This name speaks of God’s ability to bring peace into our lives, as we recognise Him as the source of true peace even in the midst of life’s turmoil and challenges.
Regardless of what life might throw at us, we can find refuge in our God who is peace and gives peace.
Jehovah Rohi: “The Lord is my shepherd”
This name is used by David in Psalm 23:1 as he pondered on his relationship with God. It portrays God as the caring and guiding Shepherd who leads, protects and provides for His sheep.
The name emphasises the close relationship between God and His people.
Indeed, we are created to follow our Shepherd closely, because He is one who guides and tends to His sheep.
Jehovah Tsidkenu: “The Lord is our righteousness”
This name is found in a prophecy about Jesus in Jeremiah 23:5-6. It reminds us that God alone can provide righteousness to His people.
We are justified through God’s Son, Jesus Christ, who became sin for us “so that in him we might become the righteousness of God” (2 Corinthians 5:21).
Even in our failures, we can be assured that we are justified in God’s eyes through Jesus’ righteousness.
Have you come to know this Jesus?
“For now we see only a reflection as in a mirror; then we shall see face to face. Now I know in part; then I shall know fully, even as I am fully known.” (1 Corinthians 13:12)
There are many names of God in the Bible because God cannot be simply encapsulated in a name or two.
Each of these names highlights a unique attribute of God and how He relates to His creation.
Ultimately, we must remember that these are not just names that we learn and study about, but attributes and characteristics of an Almighty God we can know and grow in intimacy with.
Even as we grow in our relationship with God, while we only know “in part”, we can look forward to the Day when we can know Him fully, as we finally see Him face to face.

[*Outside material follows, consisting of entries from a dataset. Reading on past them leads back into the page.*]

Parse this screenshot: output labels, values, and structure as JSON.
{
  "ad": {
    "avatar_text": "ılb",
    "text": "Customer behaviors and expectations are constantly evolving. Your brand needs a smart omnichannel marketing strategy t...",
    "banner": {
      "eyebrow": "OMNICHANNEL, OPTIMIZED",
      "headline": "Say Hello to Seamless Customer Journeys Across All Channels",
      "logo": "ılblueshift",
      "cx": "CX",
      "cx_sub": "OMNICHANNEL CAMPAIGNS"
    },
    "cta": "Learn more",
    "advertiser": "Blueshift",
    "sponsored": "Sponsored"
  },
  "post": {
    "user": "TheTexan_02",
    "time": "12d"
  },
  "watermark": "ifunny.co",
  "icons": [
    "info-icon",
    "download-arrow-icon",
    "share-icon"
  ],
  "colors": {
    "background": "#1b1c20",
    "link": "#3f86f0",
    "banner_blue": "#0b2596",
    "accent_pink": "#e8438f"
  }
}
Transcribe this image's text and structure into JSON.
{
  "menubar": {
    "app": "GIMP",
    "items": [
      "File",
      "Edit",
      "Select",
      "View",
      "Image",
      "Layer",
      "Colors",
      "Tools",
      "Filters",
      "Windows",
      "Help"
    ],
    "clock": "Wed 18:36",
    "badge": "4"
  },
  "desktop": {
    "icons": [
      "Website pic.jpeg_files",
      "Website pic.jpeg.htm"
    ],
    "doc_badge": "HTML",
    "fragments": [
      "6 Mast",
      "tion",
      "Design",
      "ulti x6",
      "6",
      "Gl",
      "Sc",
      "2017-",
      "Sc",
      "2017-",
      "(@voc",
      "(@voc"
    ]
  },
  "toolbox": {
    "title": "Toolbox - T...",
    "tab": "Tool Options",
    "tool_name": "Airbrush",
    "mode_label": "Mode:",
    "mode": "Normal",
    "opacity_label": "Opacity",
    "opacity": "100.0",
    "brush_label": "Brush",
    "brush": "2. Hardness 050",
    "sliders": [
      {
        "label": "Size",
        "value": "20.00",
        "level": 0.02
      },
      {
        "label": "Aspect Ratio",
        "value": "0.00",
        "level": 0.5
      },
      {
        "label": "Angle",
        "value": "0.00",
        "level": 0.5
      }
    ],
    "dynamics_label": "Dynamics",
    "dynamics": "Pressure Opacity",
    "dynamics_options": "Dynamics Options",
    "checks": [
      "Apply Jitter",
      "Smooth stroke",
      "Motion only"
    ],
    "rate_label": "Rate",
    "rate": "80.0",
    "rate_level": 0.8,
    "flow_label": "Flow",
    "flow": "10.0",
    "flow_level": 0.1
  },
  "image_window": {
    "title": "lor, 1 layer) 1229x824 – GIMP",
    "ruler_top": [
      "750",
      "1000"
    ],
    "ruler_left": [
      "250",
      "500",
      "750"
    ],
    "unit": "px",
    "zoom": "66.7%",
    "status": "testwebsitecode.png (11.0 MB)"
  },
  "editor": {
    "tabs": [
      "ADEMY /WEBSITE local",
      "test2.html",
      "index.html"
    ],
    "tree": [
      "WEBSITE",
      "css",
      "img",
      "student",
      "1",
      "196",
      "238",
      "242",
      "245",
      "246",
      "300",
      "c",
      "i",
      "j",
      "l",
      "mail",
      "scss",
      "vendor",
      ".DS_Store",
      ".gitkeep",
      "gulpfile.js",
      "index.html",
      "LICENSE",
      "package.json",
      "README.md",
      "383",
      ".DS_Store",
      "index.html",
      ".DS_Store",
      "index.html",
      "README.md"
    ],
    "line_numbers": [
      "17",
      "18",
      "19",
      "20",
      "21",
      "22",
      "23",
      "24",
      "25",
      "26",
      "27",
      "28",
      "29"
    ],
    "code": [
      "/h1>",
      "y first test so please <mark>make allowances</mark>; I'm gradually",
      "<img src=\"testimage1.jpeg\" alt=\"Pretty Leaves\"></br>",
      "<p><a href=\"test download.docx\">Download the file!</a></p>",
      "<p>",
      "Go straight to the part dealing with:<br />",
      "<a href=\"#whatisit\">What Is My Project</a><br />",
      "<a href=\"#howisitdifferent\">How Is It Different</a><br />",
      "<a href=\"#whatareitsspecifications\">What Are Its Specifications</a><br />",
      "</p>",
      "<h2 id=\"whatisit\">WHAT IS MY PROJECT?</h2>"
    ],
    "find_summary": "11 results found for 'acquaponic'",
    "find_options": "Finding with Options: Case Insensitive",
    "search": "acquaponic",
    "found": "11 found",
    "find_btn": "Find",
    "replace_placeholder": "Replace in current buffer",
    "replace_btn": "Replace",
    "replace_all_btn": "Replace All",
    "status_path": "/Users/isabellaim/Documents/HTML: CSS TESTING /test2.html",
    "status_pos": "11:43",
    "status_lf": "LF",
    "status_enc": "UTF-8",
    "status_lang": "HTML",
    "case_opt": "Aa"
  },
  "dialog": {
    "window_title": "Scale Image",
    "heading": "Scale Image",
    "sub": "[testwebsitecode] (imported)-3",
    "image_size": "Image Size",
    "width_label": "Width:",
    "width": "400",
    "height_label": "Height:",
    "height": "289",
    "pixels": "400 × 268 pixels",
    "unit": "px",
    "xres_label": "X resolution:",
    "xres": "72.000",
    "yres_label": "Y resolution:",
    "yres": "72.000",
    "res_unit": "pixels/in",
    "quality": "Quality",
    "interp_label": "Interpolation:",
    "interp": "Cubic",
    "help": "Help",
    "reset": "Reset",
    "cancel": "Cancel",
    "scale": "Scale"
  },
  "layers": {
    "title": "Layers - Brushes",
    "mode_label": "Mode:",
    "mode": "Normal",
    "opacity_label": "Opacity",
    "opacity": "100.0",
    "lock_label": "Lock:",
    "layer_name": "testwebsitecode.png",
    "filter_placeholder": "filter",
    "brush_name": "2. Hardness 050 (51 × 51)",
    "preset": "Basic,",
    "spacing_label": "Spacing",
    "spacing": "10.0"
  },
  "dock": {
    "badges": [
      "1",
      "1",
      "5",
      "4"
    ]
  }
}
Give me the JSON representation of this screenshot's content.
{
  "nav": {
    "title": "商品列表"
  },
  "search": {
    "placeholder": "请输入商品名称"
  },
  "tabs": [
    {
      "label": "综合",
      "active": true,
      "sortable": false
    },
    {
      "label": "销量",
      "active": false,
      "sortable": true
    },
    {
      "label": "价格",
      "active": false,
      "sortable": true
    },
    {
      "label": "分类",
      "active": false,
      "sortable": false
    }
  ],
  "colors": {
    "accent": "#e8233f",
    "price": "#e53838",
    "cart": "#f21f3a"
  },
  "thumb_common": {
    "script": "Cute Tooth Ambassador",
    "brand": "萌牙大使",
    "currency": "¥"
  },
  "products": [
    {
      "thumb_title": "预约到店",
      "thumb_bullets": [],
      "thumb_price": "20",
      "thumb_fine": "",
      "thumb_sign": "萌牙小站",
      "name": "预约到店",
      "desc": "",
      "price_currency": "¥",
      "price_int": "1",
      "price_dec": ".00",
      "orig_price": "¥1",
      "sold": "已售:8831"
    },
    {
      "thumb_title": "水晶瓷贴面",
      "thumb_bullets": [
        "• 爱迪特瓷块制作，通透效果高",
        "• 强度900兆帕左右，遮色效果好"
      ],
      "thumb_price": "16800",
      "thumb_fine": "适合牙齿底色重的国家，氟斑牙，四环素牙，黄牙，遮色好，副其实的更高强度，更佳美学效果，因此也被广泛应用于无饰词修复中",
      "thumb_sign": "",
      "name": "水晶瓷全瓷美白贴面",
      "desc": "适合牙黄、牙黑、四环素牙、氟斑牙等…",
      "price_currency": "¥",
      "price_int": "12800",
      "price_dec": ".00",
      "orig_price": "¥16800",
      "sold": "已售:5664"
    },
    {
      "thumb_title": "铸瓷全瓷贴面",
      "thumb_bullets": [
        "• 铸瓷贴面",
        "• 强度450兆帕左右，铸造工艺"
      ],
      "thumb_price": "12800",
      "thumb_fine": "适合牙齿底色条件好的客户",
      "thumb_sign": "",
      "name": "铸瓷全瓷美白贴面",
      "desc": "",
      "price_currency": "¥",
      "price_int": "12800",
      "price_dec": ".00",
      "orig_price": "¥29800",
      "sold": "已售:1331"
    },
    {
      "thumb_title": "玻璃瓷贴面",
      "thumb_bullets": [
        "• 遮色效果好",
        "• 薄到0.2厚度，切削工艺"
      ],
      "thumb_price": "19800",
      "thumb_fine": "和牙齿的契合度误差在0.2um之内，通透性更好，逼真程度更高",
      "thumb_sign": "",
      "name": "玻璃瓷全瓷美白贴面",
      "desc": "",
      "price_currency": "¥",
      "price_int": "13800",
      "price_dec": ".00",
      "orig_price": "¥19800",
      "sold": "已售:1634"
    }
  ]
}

- What did you learn about the names of God?
- Which name of God spoke to you? Why?
- Take a moment to pray it over yourself, your family, your friends.